Web page and app entries:
=== Begin Enclosure ===

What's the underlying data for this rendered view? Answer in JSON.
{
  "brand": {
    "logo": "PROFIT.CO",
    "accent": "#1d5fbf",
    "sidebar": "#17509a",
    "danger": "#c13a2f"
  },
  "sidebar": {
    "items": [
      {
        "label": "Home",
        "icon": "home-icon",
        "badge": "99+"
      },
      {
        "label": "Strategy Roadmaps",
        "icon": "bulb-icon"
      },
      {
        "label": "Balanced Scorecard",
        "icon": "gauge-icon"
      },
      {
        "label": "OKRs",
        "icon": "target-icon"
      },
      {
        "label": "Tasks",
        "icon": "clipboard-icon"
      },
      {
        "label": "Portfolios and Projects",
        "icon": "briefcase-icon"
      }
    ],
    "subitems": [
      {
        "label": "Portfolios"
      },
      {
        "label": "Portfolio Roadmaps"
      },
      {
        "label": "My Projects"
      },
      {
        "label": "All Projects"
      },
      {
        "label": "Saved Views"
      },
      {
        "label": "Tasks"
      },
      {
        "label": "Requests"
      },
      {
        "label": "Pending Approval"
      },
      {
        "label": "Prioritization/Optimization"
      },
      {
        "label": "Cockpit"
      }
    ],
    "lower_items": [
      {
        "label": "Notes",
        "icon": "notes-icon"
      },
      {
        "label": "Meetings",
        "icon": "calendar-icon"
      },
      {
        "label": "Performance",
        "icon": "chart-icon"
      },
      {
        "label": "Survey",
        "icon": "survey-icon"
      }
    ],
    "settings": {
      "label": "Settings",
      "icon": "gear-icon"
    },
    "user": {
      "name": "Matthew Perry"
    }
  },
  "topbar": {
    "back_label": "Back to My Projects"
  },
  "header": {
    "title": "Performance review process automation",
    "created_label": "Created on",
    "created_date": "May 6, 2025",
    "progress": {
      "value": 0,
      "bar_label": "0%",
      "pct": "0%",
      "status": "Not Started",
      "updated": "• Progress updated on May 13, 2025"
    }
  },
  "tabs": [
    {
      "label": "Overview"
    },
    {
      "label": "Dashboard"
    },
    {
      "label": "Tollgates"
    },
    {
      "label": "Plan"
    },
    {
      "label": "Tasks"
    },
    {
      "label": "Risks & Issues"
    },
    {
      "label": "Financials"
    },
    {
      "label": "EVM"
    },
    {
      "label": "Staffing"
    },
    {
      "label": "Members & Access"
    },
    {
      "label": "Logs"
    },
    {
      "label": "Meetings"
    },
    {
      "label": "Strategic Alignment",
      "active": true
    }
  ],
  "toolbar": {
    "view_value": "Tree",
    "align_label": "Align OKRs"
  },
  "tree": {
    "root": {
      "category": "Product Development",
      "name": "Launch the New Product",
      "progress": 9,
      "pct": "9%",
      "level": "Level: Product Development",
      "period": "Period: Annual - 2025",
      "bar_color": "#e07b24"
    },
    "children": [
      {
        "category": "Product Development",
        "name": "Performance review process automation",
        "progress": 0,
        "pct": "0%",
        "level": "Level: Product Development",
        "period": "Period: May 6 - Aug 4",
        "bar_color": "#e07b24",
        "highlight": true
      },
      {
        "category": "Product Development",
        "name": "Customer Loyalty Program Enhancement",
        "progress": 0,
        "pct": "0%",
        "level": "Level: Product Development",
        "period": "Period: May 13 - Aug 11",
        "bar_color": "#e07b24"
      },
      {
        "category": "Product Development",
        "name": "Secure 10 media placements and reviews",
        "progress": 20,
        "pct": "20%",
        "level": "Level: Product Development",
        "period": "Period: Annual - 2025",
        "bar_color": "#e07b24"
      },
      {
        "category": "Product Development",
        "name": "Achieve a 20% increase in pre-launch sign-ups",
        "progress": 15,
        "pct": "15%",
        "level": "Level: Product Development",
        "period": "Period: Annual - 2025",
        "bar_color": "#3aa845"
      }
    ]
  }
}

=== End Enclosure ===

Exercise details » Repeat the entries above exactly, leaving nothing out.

Solution to this problem »
What's the underlying data for this rendered view? Answer in JSON.
{
  "brand": {
    "logo": "PROFIT.CO",
    "accent": "#1d5fbf",
    "sidebar": "#17509a",
    "danger": "#c13a2f"
  },
  "sidebar": {
    "items": [
      {
        "label": "Home",
        "icon": "home-icon",
        "badge": "99+"
      },
      {
        "label": "Strategy Roadmaps",
        "icon": "bulb-icon"
      },
      {
        "label": "Balanced Scorecard",
        "icon": "gauge-icon"
      },
      {
        "label": "OKRs",
        "icon": "target-icon"
      },
      {
        "label": "Tasks",
        "icon": "clipboard-icon"
      },
      {
        "label": "Portfolios and Projects",
        "icon": "briefcase-icon"
      }
    ],
    "subitems": [
      {
        "label": "Portfolios"
      },
      {
        "label": "Portfolio Roadmaps"
      },
      {
        "label": "My Projects"
      },
      {
        "label": "All Projects"
      },
      {
        "label": "Saved Views"
      },
      {
        "label": "Tasks"
      },
      {
        "label": "Requests"
      },
      {
        "label": "Pending Approval"
      },
      {
        "label": "Prioritization/Optimization"
      },
      {
        "label": "Cockpit"
      }
    ],
    "lower_items": [
      {
        "label": "Notes",
        "icon": "notes-icon"
      },
      {
        "label": "Meetings",
        "icon": "calendar-icon"
      },
      {
        "label": "Performance",
        "icon": "chart-icon"
      },
      {
        "label": "Survey",
        "icon": "survey-icon"
      }
    ],
    "settings": {
      "label": "Settings",
      "icon": "gear-icon"
    },
    "user": {
      "name": "Matthew Perry"
    }
  },
  "topbar": {
    "back_label": "Back to My Projects"
  },
  "header": {
    "title": "Performance review process automation",
    "created_label": "Created on",
    "created_date": "May 6, 2025",
    "progress": {
      "value": 0,
      "bar_label": "0%",
      "pct": "0%",
      "status": "Not Started",
      "updated": "• Progress updated on May 13, 2025"
    }
  },
  "tabs": [
    {
      "label": "Overview"
    },
    {
      "label": "Dashboard"
    },
    {
      "label": "Tollgates"
    },
    {
      "label": "Plan"
    },
    {
      "label": "Tasks"
    },
    {
      "label": "Risks & Issues"
    },
    {
      "label": "Financials"
    },
    {
      "label": "EVM"
    },
    {
      "label": "Staffing"
    },
    {
      "label": "Members & Access"
    },
    {
      "label": "Logs"
    },
    {
      "label": "Meetings"
    },
    {
      "label": "Strategic Alignment",
      "active": true
    }
  ],
  "toolbar": {
    "view_value": "Tree",
    "align_label": "Align OKRs"
  },
  "tree": {
    "root": {
      "category": "Product Development",
      "name": "Launch the New Product",
      "progress": 9,
      "pct": "9%",
      "level": "Level: Product Development",
      "period": "Period: Annual - 2025",
      "bar_color": "#e07b24"
    },
    "children": [
      {
        "category": "Product Development",
        "name": "Performance review process automation",
        "progress": 0,
        "pct": "0%",
        "level": "Level: Product Development",
        "period": "Period: May 6 - Aug 4",
        "bar_color": "#e07b24",
        "highlight": true
      },
      {
        "category": "Product Development",
        "name": "Customer Loyalty Program Enhancement",
        "progress": 0,
        "pct": "0%",
        "level": "Level: Product Development",
        "period": "Period: May 13 - Aug 11",
        "bar_color": "#e07b24"
      },
      {
        "category": "Product Development",
        "name": "Secure 10 media placements and reviews",
        "progress": 20,
        "pct": "20%",
        "level": "Level: Product Development",
        "period": "Period: Annual - 2025",
        "bar_color": "#e07b24"
      },
      {
        "category": "Product Development",
        "name": "Achieve a 20% increase in pre-launch sign-ups",
        "progress": 15,
        "pct": "15%",
        "level": "Level: Product Development",
        "period": "Period: Annual - 2025",
        "bar_color": "#3aa845"
      }
    ]
  }
}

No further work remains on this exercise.